62787
Eurozone March Inflation Confirmed at 1.5%
World Economy

Eurozone March Inflation Confirmed at 1.5%

Eurozone core inflation was higher than initially forecast, the European Union’s statistics office said on Wednesday, while confirming its estimate for the headline figure.
Eurostat confirmed inflation in March in the 19 countries sharing the euro slowed down to 1.5% year-on-year from a four-year high of 2% recorded in February, Reuters reported.
But core inflation, which excludes volatile prices of energy and unprocessed food and which the European Central Bank monitors closely, was revised up to 0.8% year-on-year in March from an earlier estimate of 0.7%. The core figure remained, however, lower than the 0.9% recorded in February.
On a monthly basis, headline inflation was 0.8% in March, in line with market expectations, while core inflation was 1.2% higher, below the average forecast in a Reuters poll of 1.3%.
The revised core data may slightly strengthen the hand of those who support winding down the ECB monetary stimulus, although inflation remains below the central bank’s target of inflation close but below 2% over the medium term.
The ECB has slashed interest rates into negative territory and adopted a bond-buying program worth €2.3 trillion ($2.46 trillion) to counter the threat of deflation and revive growth in the 19-member currency bloc.
Overall inflation was lower primarily because energy prices rose by only 7.4% year-on-year from 9.3% in February. In its earlier estimates, Eurostat said energy prices went up 7.3% in March.
The statistics office confirmed prices for food and tobacco went up by 1.8% in March, from a 2.5% increase recorded the previous month.
In the services sector, the largest in the eurozone economy, prices rose by 1% in March, from 1.3% in February.
Meanwhile, fund managers are rushing into eurozone equities and shunning US stocks as fears over political risks breaking up the currency area fade days ahead of France’s election, according to a major survey of global money managers.
Bank of America’s monthly fund manager survey revealed the fifth biggest rotation from US to European stocks since the start of monetary union in 1999 this month. Markets have also turned cool on US stocks amid rising concerns that President Donald Trump’s ambitious plans for corporate tax cuts will not be realized this year.
“Investors are showing love for Europe and scrambling out of US equities, as the majority find US stocks overvalued and perceive a risk of delayed tax US reform,” said Michael Hartnett, chief investment strategist at BAML.

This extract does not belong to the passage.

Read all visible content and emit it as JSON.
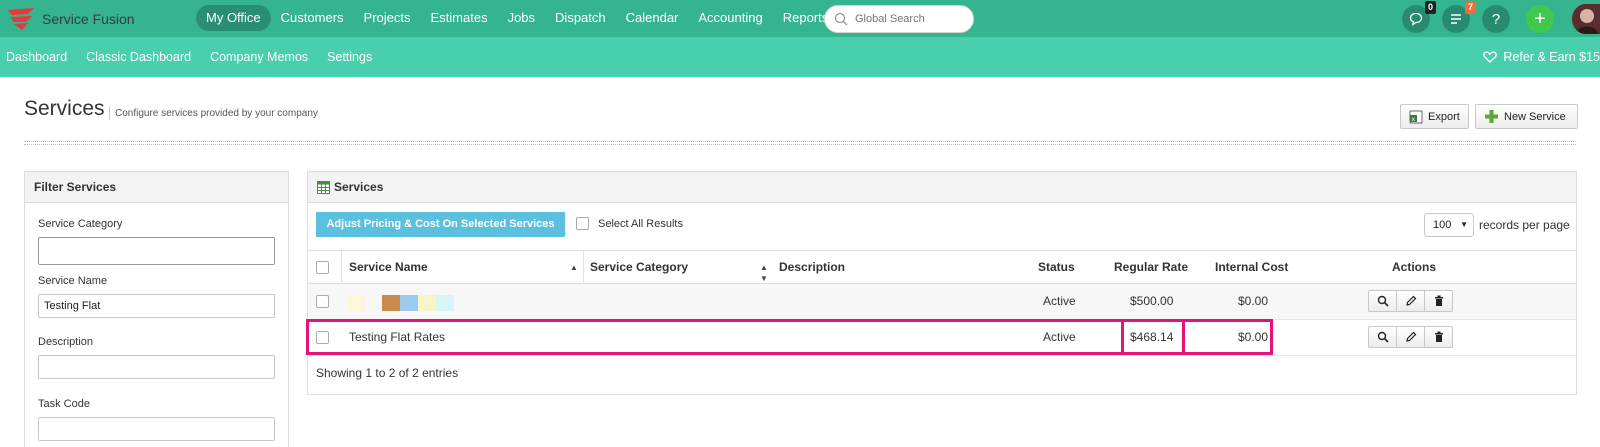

Short URL : https://goo.gl/huRJl3
  1. https://goo.gl/TB12aF
  • https://goo.gl/vKfexP
  • https://goo.gl/7OtOQx
  • https://goo.gl/RNwJBu
  • https://goo.gl/7AbxQJ

You can also read ...

The jobless rate hovers at over 11%, well above the eurozone average of 9.3%. Among 15 to 24-year olds it leaps to 37%, compared with a European average of 18.7%.
Italy gets worse every time you look at it and offers less and...
SocGen Fined
France’s banking watchdog said Friday it had fined Societe...
Taiwan Factory Output to Grow
The Industrial Economics and Knowledge Center under the...
Economists say the United States, eurozone, Japan, Germany, France and China will all grow more slowly in 2019 than at present.
For all the talk of world economies rising in sync, there does...
Moon’s Extra Budget Plan Approved
South Korea’s parliament approved an extra budget that had been...
Any US firm doing business with PDVSA  will face punishment.
The United States under Donald Trump is considering financial...
Deutsche has the largest presence of any foreign bank in the UK.
Germany’s largest lender Deutsche Bank is bracing for Brexit and...
Saudi Growth Close to Zero
Saudi Arabia’s economy will stall this year with growth “close...

Add new comment

Read our comment policy before posting your viewpoints

Image CAPTCHA
Enter the characters shown in the image.

Trending

Googleplus